In Dave Chappelle’s “what the fuck is juice?” joke, poor black people limited to sub-quality “purple drink” have no idea about the concept of juice as derived from an actual fruit. The racial implications of Chappelle’s humor are too complex for me to get into, and not what this post is about, so let’s just say I find the joke profound. In D.F. Wallace’s “This is Water” speech, wherein fish, asking “what is water?” take for granted the most essential constituent of their existence, Wallace ends by telling us “this is water,” meaning, we are the fish, and that cognizance of the things around us, which leads to positive/proactive thinking, is our responsibility. (Of course, one thinks about the last decision he made, an act which deserves reticence.) And so, dear writerly people, at this juncture I ask you what the fuck is cheese?
Cheese, that which is cliche, corny, sentimental, and all other vague no-nos subject to interpretation. “Saint Judas” by James Wright, one of my favorite poems, tip toes on cheesiness with lines which I’ve strike-thoughed:
When I went out to kill myself, I caught
A pack of hoodlums beating up a man.
Running to spare his suffering, I forgot
My name, my number, how my day began,
How soldiers milled around the garden stone
And sang amusing songs; how all that day
Their javelins measured crowds; how I alone
Bargained the proper coins, and slipped away.
Banished from heaven, I found this victim beaten,
Stripped, kneed, and left to cry. Dropping my rope
Aside, I ran, ignored the uniforms:
Then I remembered bread my flesh had eaten,
The kiss that ate my flesh. Flayed without hope,
I held the man for nothing in my arms.
“Banished from heaven,” “in my arms,” “left to cry,” and “to spare his suffering” reek of some Smashing Pumpkins song. You can always measure how little one has suffered by how much they glorify it — mascara running down the cheek was probably bought at the mall. However, the pain and humanity in “Saint Judas” do seem cloying, and I would prefer my restrained sans strike-throughed version. When writing, I’m constantly asking myself “is this cheesy?” I often wonder, is the fear of cheese nothing more than the flinches of a tired and wounded postmodern psyche? Or are cliches, originally awesome, simply overspent with time? I don’t know; I just know I don’t want any hugs or tears in my Saint Judas.

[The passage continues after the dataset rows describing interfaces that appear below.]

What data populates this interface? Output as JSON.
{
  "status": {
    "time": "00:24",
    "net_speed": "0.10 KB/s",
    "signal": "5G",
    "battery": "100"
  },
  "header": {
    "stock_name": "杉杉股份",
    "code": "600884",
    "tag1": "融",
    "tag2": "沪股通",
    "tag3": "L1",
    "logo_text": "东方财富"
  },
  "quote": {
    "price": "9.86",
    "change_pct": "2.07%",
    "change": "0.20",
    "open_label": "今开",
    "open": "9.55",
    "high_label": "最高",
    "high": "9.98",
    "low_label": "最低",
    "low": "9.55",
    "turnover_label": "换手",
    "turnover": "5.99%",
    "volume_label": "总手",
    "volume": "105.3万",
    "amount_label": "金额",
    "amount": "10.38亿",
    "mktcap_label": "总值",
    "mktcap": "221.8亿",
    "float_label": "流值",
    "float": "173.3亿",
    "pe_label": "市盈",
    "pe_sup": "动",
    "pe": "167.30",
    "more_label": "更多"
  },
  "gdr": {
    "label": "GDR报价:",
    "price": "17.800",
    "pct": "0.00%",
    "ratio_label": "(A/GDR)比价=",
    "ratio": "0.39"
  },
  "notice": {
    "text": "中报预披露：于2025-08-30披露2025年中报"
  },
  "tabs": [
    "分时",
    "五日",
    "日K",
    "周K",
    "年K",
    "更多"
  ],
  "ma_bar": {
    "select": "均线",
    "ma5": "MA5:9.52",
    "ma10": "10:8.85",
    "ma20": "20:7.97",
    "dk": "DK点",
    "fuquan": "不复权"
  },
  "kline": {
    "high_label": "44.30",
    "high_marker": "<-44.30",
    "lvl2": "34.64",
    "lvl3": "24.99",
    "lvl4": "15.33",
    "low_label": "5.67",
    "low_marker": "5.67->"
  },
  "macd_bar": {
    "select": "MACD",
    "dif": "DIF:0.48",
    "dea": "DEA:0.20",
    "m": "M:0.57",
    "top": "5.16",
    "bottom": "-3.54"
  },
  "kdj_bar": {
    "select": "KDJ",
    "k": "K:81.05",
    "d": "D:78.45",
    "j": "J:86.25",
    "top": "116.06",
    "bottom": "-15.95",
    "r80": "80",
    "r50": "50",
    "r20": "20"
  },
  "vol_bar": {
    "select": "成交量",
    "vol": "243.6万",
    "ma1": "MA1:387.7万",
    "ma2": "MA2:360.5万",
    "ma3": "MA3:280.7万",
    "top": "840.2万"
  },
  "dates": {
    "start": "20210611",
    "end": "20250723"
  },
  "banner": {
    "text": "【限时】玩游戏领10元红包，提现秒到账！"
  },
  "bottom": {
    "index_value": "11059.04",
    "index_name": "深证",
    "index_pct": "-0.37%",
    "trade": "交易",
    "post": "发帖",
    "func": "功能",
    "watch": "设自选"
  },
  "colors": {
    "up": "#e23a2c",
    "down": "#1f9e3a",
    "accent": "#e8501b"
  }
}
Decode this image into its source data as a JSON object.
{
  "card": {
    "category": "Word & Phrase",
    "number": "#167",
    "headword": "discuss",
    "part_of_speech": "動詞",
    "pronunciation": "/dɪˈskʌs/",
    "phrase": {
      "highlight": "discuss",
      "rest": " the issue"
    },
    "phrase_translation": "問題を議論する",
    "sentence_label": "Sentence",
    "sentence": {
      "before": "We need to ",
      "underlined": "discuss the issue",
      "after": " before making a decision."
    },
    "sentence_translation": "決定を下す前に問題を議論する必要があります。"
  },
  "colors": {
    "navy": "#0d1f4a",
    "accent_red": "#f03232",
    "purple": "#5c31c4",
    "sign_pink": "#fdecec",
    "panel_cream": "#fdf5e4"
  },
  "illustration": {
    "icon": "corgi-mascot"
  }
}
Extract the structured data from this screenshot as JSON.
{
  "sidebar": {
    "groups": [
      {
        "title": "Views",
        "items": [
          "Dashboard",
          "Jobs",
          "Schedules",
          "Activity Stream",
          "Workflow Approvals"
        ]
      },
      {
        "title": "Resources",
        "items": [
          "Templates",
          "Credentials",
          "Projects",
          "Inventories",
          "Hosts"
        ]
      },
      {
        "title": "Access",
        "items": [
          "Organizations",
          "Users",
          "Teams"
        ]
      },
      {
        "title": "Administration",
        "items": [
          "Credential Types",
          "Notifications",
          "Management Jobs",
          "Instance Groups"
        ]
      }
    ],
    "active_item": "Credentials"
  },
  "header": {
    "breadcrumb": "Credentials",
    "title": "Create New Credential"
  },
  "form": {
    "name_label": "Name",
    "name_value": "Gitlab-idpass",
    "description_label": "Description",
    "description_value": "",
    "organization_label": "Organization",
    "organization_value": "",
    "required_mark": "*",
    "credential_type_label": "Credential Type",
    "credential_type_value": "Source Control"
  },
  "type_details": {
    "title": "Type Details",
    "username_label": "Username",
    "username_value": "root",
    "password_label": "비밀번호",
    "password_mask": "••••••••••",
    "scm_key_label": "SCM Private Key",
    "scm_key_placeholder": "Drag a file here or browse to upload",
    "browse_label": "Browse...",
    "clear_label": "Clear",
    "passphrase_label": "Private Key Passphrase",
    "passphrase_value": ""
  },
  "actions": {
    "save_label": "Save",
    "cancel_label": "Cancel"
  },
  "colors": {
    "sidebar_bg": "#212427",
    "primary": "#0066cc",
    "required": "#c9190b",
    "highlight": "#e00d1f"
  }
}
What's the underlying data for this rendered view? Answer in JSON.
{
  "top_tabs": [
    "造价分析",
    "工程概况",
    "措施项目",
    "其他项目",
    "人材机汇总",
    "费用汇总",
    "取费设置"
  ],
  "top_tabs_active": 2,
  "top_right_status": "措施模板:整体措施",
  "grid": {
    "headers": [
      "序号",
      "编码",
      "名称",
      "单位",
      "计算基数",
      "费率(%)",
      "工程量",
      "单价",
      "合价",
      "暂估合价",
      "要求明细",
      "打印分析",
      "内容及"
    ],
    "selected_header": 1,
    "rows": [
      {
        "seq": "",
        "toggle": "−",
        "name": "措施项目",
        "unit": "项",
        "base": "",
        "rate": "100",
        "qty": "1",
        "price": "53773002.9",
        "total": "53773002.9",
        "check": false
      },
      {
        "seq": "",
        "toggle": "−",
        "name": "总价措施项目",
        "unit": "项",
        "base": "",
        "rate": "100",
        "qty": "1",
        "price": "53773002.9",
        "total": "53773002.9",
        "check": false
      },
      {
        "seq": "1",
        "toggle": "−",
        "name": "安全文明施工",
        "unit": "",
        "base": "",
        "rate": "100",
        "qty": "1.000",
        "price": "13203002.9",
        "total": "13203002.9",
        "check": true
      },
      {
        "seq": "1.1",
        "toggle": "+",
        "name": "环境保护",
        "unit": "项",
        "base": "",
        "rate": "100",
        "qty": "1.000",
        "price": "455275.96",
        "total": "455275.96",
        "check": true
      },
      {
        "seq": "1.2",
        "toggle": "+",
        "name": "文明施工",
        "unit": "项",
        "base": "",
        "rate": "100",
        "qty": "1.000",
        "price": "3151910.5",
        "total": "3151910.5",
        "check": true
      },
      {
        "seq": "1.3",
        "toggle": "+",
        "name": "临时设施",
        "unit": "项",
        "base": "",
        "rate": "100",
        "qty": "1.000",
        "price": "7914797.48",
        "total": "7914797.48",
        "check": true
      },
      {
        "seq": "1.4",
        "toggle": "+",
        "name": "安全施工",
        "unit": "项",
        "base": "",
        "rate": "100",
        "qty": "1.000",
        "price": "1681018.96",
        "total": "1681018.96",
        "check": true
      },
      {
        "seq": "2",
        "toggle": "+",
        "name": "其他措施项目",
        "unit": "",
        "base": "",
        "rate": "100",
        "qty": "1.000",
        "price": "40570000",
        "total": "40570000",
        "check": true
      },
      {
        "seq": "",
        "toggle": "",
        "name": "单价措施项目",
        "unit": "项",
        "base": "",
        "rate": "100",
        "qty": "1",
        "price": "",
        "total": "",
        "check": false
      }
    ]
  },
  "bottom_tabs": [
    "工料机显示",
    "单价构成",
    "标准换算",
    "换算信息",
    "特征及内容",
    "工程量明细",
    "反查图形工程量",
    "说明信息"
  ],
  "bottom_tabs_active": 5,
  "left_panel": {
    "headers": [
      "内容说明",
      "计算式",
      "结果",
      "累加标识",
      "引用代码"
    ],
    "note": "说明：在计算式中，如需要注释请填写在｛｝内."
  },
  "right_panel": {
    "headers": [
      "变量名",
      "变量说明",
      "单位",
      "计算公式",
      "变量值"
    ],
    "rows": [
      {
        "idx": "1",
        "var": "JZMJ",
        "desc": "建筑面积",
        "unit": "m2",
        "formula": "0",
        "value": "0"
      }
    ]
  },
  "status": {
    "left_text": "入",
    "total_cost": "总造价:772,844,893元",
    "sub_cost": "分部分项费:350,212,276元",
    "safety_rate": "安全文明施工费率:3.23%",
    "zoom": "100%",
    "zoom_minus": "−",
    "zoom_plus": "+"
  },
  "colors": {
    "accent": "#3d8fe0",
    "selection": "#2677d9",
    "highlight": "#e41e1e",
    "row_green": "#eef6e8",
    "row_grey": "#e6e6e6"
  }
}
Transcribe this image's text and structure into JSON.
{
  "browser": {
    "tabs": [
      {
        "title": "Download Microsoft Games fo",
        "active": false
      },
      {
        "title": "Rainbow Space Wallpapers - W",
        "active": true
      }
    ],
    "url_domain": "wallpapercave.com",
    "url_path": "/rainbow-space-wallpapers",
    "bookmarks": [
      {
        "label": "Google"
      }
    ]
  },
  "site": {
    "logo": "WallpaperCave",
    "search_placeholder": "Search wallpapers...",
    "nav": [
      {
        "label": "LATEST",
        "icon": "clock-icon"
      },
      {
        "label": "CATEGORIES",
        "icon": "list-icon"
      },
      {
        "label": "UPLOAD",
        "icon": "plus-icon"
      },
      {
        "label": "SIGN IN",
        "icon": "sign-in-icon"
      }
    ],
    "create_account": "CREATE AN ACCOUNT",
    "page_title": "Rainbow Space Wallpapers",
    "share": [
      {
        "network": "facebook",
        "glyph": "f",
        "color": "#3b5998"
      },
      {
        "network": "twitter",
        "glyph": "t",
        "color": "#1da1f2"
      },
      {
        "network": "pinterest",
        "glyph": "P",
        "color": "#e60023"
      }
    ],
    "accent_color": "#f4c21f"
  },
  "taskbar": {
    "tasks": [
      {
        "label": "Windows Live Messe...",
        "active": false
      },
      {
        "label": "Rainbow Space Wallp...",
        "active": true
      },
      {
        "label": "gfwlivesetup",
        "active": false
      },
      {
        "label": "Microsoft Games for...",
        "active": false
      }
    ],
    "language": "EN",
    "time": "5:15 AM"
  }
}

The hardened heart is a mysterious creature; our time is one of emotional stinginess. If it smells fishy, goat cheese and dill won’t hurt. Literature, like food, may just be a matter of taste — though cheese is a blurry line. The brain has two eyes attached at the front; the heart, blind, only has nipples. Nobody wants to be cheesy — it’s just so hard to stay sharp, brie brave, not get feta up, and wish for gouda luck.